Ronnie Sidney II
4,148 supporters
Started 2 months ago

Petition to Ken Tracy, Mary Makley Wolff, Karl Schultz, Eric Ferry, Jeff Wright

Remove Confederate street names in Miami Township, OH

Miami Township is located in the suburban outskirts of Cincinnati, OH in Clermont County. Within this municipality are three streets very close to one another called Stonewall Jackson Drive, Jeb Stuart Drive, and Beauregard Court, named after Confederate generals Thomas Jonathan "Stonewall" Jackson, James Ewell Brown "Jeb" Stuart, and Pierre Gustave Toutant-Beauregard. Ohio was never a Confederate state. In fact, the region generally took a firm anti-Confederate stance during the Civil War, as during the war the people of Cincinnati and surrounding areas had formed large militias to defend the city from Southern invasion. These publicly owned and maintained references to the Confederacy are actually one of the only in the entire state of Ohio. In fact, the only others are also in the form of street names which are located in Fairfield, OH in Butler County. This website provides locations of Confederate monuments and references nationwide, for reference. Fairfield Petition: Being that there is no regional relevance to these names and by the fact that these men led armies for a traitorous nation which stood for the rights of people to own other people as slaves, we are petitioning that these street names be removed and renamed to something that does not reference such a dark time in our nation's history.

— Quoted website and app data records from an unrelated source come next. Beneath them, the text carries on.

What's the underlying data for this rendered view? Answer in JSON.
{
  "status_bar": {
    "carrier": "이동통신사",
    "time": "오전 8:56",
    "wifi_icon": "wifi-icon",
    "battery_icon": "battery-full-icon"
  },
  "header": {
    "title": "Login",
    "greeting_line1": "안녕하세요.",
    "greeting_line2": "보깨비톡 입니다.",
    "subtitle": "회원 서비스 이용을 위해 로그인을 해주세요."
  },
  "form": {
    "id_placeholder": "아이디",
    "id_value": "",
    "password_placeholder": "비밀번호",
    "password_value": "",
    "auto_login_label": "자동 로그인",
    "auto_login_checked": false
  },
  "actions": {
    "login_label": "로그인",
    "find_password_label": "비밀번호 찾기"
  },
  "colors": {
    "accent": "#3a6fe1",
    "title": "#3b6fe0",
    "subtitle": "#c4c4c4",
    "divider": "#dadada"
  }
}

Ethan Maxwell
28 supporters
Update posted 3 months ago

Petition to Halifax County Virginia Board of Supervisors, Bryant Claiborne, Calvin "Ricky" Short, Stanley Brandon, Jeffrey Francisco, Hubert Pannell, Garland Ricketts, Ronnie Duffey, Dean Throckmorton

Removal of the Confederate Soldier Statue at the Halifax County Virginia Courthouse

This petition is seeking the removal of the statue of a Confederate soldier on the Courthouse Square in Halifax County, Virginia. The Confederate statue is a painful reminder to many of our citizens of a dark period in Virginia’s history. Those signing this petition support removal of the statue and its placement in a more appropriate location where the statue and the history it represents can be explained and placed in context, such as a history museum.  A brief history: The original statue on the courthouse was to be erected in 1910. However, when unpacked it was recognized to be a union soldier that caused county citizens to protest resulting in the statue never being erected. A second statue was erected in 1911, a smaller figure on a 20-foot shaft. That second statue was blown down in a windstorm in 1916. In 1937, a third and final statue was purchased by the United Daughters of the Confederacy, chosen from several designs by the Halifax County Board of Supervisors. By signing this petition to remove the confederate statue, we will be sending a powerful message to prospective businesses and other potential newcomers considering a move here that Halifax County is a strong, cohesive, and peaceful community interested in and addressing the rights and concerns of all its citizens.  

One Community - Halifax County Virginia
1,288 supporters